Short-Term Overeating Could Make Long-Term Weight Loss TougherPosted: October 20, 2010 in Obesity Medicine by Craig Primack MD FACP
Most people who have struggled with their weight for a long time are familiar with the term “yoyo dieting.” It describes short-lived weight loss followed by a rapid regain of lost weight in a cycle that repeats. Because a long-term weight loss solution is difficult to find, people may repeat the yoyo dieting cycle for many years.
A recent study indicates that the consequences of the weight loss and weight regain cycle go further than the frustration and demoralization experienced by yoyo dieters. Researchers in Sweden encouraged a group of normal weight individuals to decrease their activity and increase their calorie intake over a one month period. On average, the group of 12 men and six women gained 14 pounds and their fat mass increased from 20% to 24%.
After returning to their normal lifestyle, the group lost most of the weight over 6 months but after one year the fat mass of the group remained elevated by an average of 3 pounds.
The fat mass gains continued to increase, and two and a half years after the original weight gain, the average was almost 7 pounds. A comparison group that did not experience the rapid weight gain did not demonstrate this increase in fat mass.

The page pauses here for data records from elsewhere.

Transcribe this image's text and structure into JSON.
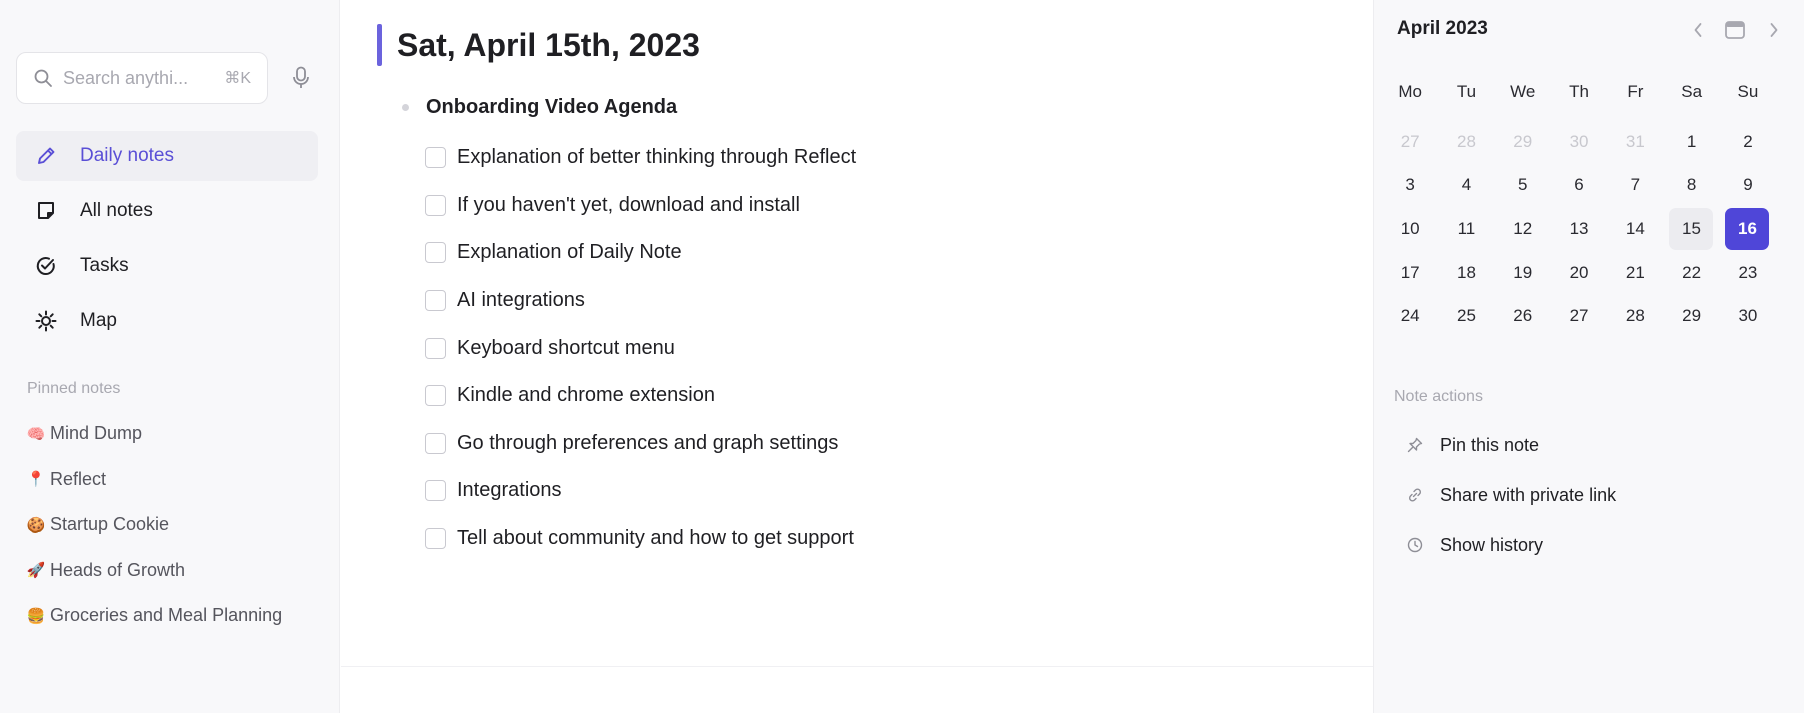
{
  "search": {
    "placeholder": "Search anythi...",
    "shortcut": "⌘K"
  },
  "sidebar": {
    "nav": [
      {
        "label": "Daily notes",
        "icon": "pencil-icon",
        "active": true
      },
      {
        "label": "All notes",
        "icon": "note-icon",
        "active": false
      },
      {
        "label": "Tasks",
        "icon": "check-circle-icon",
        "active": false
      },
      {
        "label": "Map",
        "icon": "map-icon",
        "active": false
      }
    ],
    "pinned_title": "Pinned notes",
    "pinned": [
      {
        "emoji": "🧠",
        "label": "Mind Dump"
      },
      {
        "emoji": "📍",
        "label": "Reflect"
      },
      {
        "emoji": "🍪",
        "label": "Startup Cookie"
      },
      {
        "emoji": "🚀",
        "label": "Heads of Growth"
      },
      {
        "emoji": "🍔",
        "label": "Groceries and Meal Planning"
      }
    ]
  },
  "note": {
    "title": "Sat, April 15th, 2023",
    "heading": "Onboarding Video Agenda",
    "tasks": [
      "Explanation of better thinking through Reflect",
      "If you haven't yet, download and install",
      "Explanation of Daily Note",
      "AI integrations",
      "Keyboard shortcut menu",
      "Kindle and chrome extension",
      "Go through preferences and graph settings",
      "Integrations",
      "Tell about community and how to get support"
    ]
  },
  "calendar": {
    "month": "April 2023",
    "weekdays": [
      "Mo",
      "Tu",
      "We",
      "Th",
      "Fr",
      "Sa",
      "Su"
    ],
    "weeks": [
      [
        "27",
        "28",
        "29",
        "30",
        "31",
        "1",
        "2"
      ],
      [
        "3",
        "4",
        "5",
        "6",
        "7",
        "8",
        "9"
      ],
      [
        "10",
        "11",
        "12",
        "13",
        "14",
        "15",
        "16"
      ],
      [
        "17",
        "18",
        "19",
        "20",
        "21",
        "22",
        "23"
      ],
      [
        "24",
        "25",
        "26",
        "27",
        "28",
        "29",
        "30"
      ]
    ],
    "muted_count_first_week": 5,
    "current_day": "15",
    "selected_day": "16",
    "accent": "#4f46d8"
  },
  "note_actions": {
    "title": "Note actions",
    "items": [
      {
        "label": "Pin this note",
        "icon": "pin-icon"
      },
      {
        "label": "Share with private link",
        "icon": "link-icon"
      },
      {
        "label": "Show history",
        "icon": "clock-icon"
      }
    ]
  }
}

The researchers believe that rapid increases in weight changed body fat composition and boosted body fat levels. Despite losing the weight and establishing healthy activity, the changes endured for a long period.